(Available records)

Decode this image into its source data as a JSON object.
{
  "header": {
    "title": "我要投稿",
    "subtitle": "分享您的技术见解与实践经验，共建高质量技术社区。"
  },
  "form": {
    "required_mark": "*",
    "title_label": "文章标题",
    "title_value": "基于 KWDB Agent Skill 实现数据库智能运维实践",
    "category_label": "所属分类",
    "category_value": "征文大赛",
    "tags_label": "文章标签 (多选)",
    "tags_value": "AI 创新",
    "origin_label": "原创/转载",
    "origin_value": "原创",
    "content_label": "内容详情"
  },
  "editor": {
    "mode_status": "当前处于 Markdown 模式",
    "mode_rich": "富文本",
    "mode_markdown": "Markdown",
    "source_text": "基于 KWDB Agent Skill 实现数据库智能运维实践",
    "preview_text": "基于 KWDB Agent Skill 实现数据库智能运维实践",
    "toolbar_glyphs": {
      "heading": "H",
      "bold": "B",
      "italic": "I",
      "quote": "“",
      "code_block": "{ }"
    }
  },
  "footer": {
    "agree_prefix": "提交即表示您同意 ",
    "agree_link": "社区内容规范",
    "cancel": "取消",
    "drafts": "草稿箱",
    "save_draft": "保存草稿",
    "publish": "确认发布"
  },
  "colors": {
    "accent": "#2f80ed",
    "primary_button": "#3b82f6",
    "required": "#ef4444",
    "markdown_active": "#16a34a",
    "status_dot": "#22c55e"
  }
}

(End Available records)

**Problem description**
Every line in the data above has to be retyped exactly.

**Result**
Decode this image into its source data as a JSON object.
{
  "header": {
    "title": "我要投稿",
    "subtitle": "分享您的技术见解与实践经验，共建高质量技术社区。"
  },
  "form": {
    "required_mark": "*",
    "title_label": "文章标题",
    "title_value": "基于 KWDB Agent Skill 实现数据库智能运维实践",
    "category_label": "所属分类",
    "category_value": "征文大赛",
    "tags_label": "文章标签 (多选)",
    "tags_value": "AI 创新",
    "origin_label": "原创/转载",
    "origin_value": "原创",
    "content_label": "内容详情"
  },
  "editor": {
    "mode_status": "当前处于 Markdown 模式",
    "mode_rich": "富文本",
    "mode_markdown": "Markdown",
    "source_text": "基于 KWDB Agent Skill 实现数据库智能运维实践",
    "preview_text": "基于 KWDB Agent Skill 实现数据库智能运维实践",
    "toolbar_glyphs": {
      "heading": "H",
      "bold": "B",
      "italic": "I",
      "quote": "“",
      "code_block": "{ }"
    }
  },
  "footer": {
    "agree_prefix": "提交即表示您同意 ",
    "agree_link": "社区内容规范",
    "cancel": "取消",
    "drafts": "草稿箱",
    "save_draft": "保存草稿",
    "publish": "确认发布"
  },
  "colors": {
    "accent": "#2f80ed",
    "primary_button": "#3b82f6",
    "required": "#ef4444",
    "markdown_active": "#16a34a",
    "status_dot": "#22c55e"
  }
}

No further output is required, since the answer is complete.